#### [Component data from apps and pages]
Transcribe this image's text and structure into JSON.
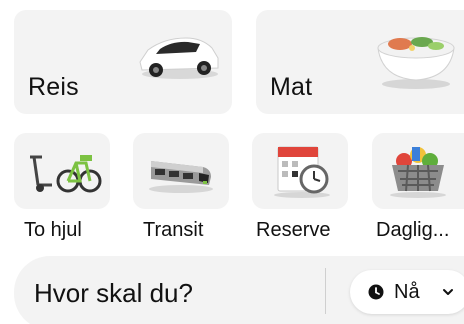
{
  "tiles": {
    "ride": {
      "label": "Reis",
      "icon": "car-icon"
    },
    "food": {
      "label": "Mat",
      "icon": "food-bowl-icon"
    }
  },
  "services": [
    {
      "label": "To hjul",
      "icon": "scooter-bike-icon"
    },
    {
      "label": "Transit",
      "icon": "train-icon"
    },
    {
      "label": "Reserve",
      "icon": "calendar-clock-icon"
    },
    {
      "label": "Daglig...",
      "icon": "grocery-basket-icon"
    }
  ],
  "search": {
    "prompt": "Hvor skal du?",
    "time_label": "Nå",
    "time_icon": "clock-icon",
    "dropdown_icon": "chevron-down-icon"
  }
}
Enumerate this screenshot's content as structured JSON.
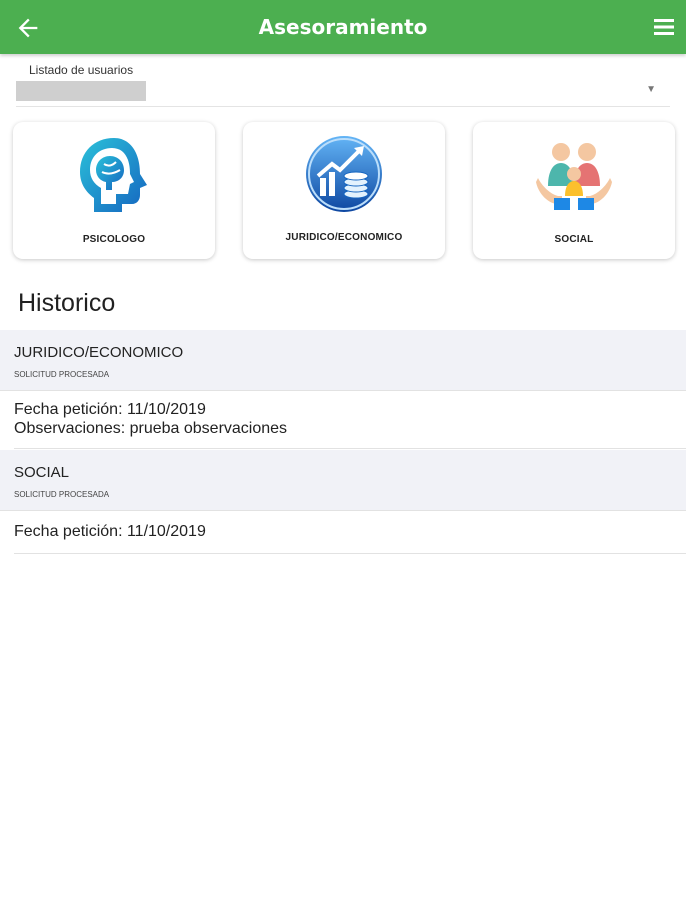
{
  "appbar": {
    "title": "Asesoramiento",
    "icons": {
      "back": "arrow-left-icon",
      "menu": "hamburger-menu-icon"
    },
    "color": "#4caf50"
  },
  "user_select": {
    "label": "Listado de usuarios",
    "value": "",
    "icon": "dropdown-arrow-icon"
  },
  "categories": [
    {
      "label": "PSICOLOGO",
      "icon": "brain-head-icon"
    },
    {
      "label": "JURIDICO/ECONOMICO",
      "icon": "growth-coins-icon"
    },
    {
      "label": "SOCIAL",
      "icon": "family-hands-icon"
    }
  ],
  "historico": {
    "title": "Historico",
    "entries": [
      {
        "category": "JURIDICO/ECONOMICO",
        "status": "SOLICITUD PROCESADA",
        "fecha": "Fecha petición: 11/10/2019",
        "observaciones": "Observaciones: prueba observaciones"
      },
      {
        "category": "SOCIAL",
        "status": "SOLICITUD PROCESADA",
        "fecha": "Fecha petición: 11/10/2019"
      }
    ]
  }
}
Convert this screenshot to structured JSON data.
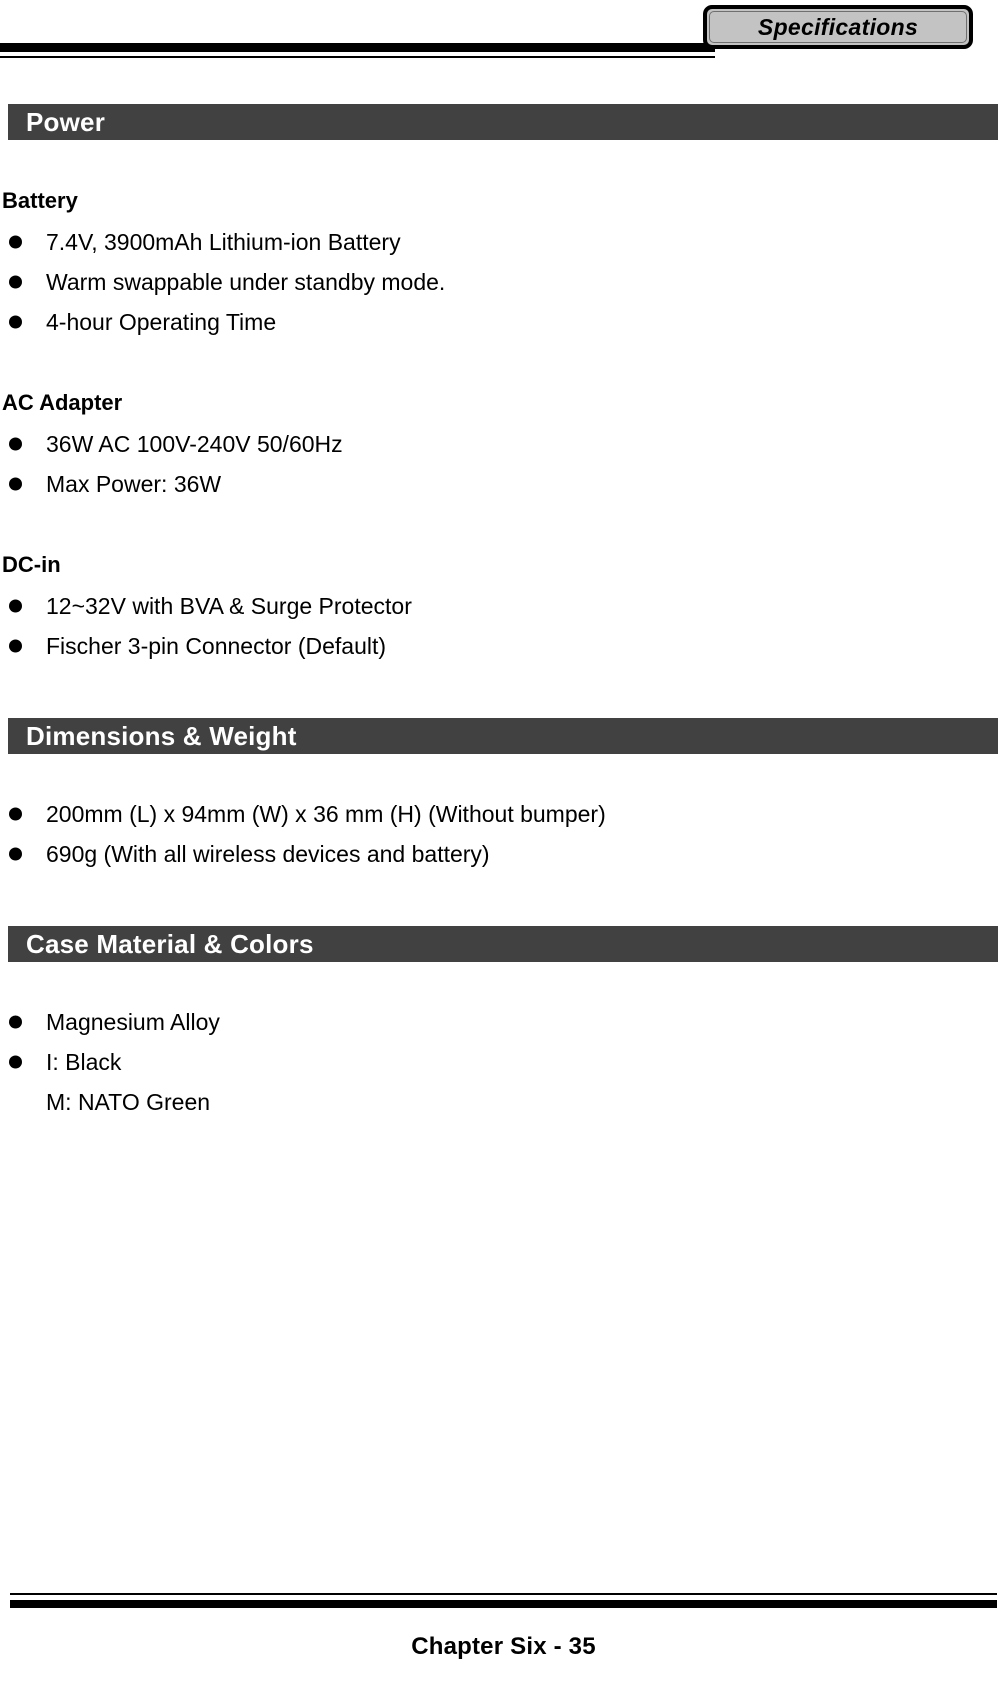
{
  "header": {
    "tab_label": "Specifications"
  },
  "sections": [
    {
      "id": "power",
      "bar_title": "Power",
      "groups": [
        {
          "title": "Battery",
          "items": [
            "7.4V, 3900mAh Lithium-ion Battery",
            "Warm swappable under standby mode.",
            "4-hour Operating Time"
          ]
        },
        {
          "title": "AC Adapter",
          "items": [
            "36W AC 100V-240V 50/60Hz",
            "Max Power: 36W"
          ]
        },
        {
          "title": "DC-in",
          "items": [
            "12~32V with BVA & Surge Protector",
            "Fischer 3-pin Connector (Default)"
          ]
        }
      ]
    },
    {
      "id": "dimensions",
      "bar_title": "Dimensions & Weight",
      "groups": [
        {
          "title": "",
          "items": [
            "200mm (L) x 94mm (W) x 36 mm (H) (Without bumper)",
            "690g (With all wireless devices and battery)"
          ]
        }
      ]
    },
    {
      "id": "case",
      "bar_title": "Case Material & Colors",
      "groups": [
        {
          "title": "",
          "items": [
            "Magnesium Alloy",
            "I: Black"
          ],
          "plain_items": [
            "M: NATO Green"
          ]
        }
      ]
    }
  ],
  "footer": {
    "page_label": "Chapter Six - 35"
  }
}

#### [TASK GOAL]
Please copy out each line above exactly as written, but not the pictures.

#### [RESULT OF THIS EXERCISE]
Transcribe this image's text and structure into JSON.
{
  "tiles": {
    "ride": {
      "label": "Reis",
      "icon": "car-icon"
    },
    "food": {
      "label": "Mat",
      "icon": "food-bowl-icon"
    }
  },
  "services": [
    {
      "label": "To hjul",
      "icon": "scooter-bike-icon"
    },
    {
      "label": "Transit",
      "icon": "train-icon"
    },
    {
      "label": "Reserve",
      "icon": "calendar-clock-icon"
    },
    {
      "label": "Daglig...",
      "icon": "grocery-basket-icon"
    }
  ],
  "search": {
    "prompt": "Hvor skal du?",
    "time_label": "Nå",
    "time_icon": "clock-icon",
    "dropdown_icon": "chevron-down-icon"
  }
}
Enumerate this screenshot's content as structured JSON.
{
  "appbar": {
    "title": "Asesoramiento",
    "icons": {
      "back": "arrow-left-icon",
      "menu": "hamburger-menu-icon"
    },
    "color": "#4caf50"
  },
  "user_select": {
    "label": "Listado de usuarios",
    "value": "",
    "icon": "dropdown-arrow-icon"
  },
  "categories": [
    {
      "label": "PSICOLOGO",
      "icon": "brain-head-icon"
    },
    {
      "label": "JURIDICO/ECONOMICO",
      "icon": "growth-coins-icon"
    },
    {
      "label": "SOCIAL",
      "icon": "family-hands-icon"
    }
  ],
  "historico": {
    "title": "Historico",
    "entries": [
      {
        "category": "JURIDICO/ECONOMICO",
        "status": "SOLICITUD PROCESADA",
        "fecha": "Fecha petición: 11/10/2019",
        "observaciones": "Observaciones: prueba observaciones"
      },
      {
        "category": "SOCIAL",
        "status": "SOLICITUD PROCESADA",
        "fecha": "Fecha petición: 11/10/2019"
      }
    ]
  }
}
Convert this screenshot to structured JSON data.
{
  "header": {
    "tab_label": "Specifications"
  },
  "sections": [
    {
      "id": "power",
      "bar_title": "Power",
      "groups": [
        {
          "title": "Battery",
          "items": [
            "7.4V, 3900mAh Lithium-ion Battery",
            "Warm swappable under standby mode.",
            "4-hour Operating Time"
          ]
        },
        {
          "title": "AC Adapter",
          "items": [
            "36W AC 100V-240V 50/60Hz",
            "Max Power: 36W"
          ]
        },
        {
          "title": "DC-in",
          "items": [
            "12~32V with BVA & Surge Protector",
            "Fischer 3-pin Connector (Default)"
          ]
        }
      ]
    },
    {
      "id": "dimensions",
      "bar_title": "Dimensions & Weight",
      "groups": [
        {
          "title": "",
          "items": [
            "200mm (L) x 94mm (W) x 36 mm (H) (Without bumper)",
            "690g (With all wireless devices and battery)"
          ]
        }
      ]
    },
    {
      "id": "case",
      "bar_title": "Case Material & Colors",
      "groups": [
        {
          "title": "",
          "items": [
            "Magnesium Alloy",
            "I: Black"
          ],
          "plain_items": [
            "M: NATO Green"
          ]
        }
      ]
    }
  ],
  "footer": {
    "page_label": "Chapter Six - 35"
  }
}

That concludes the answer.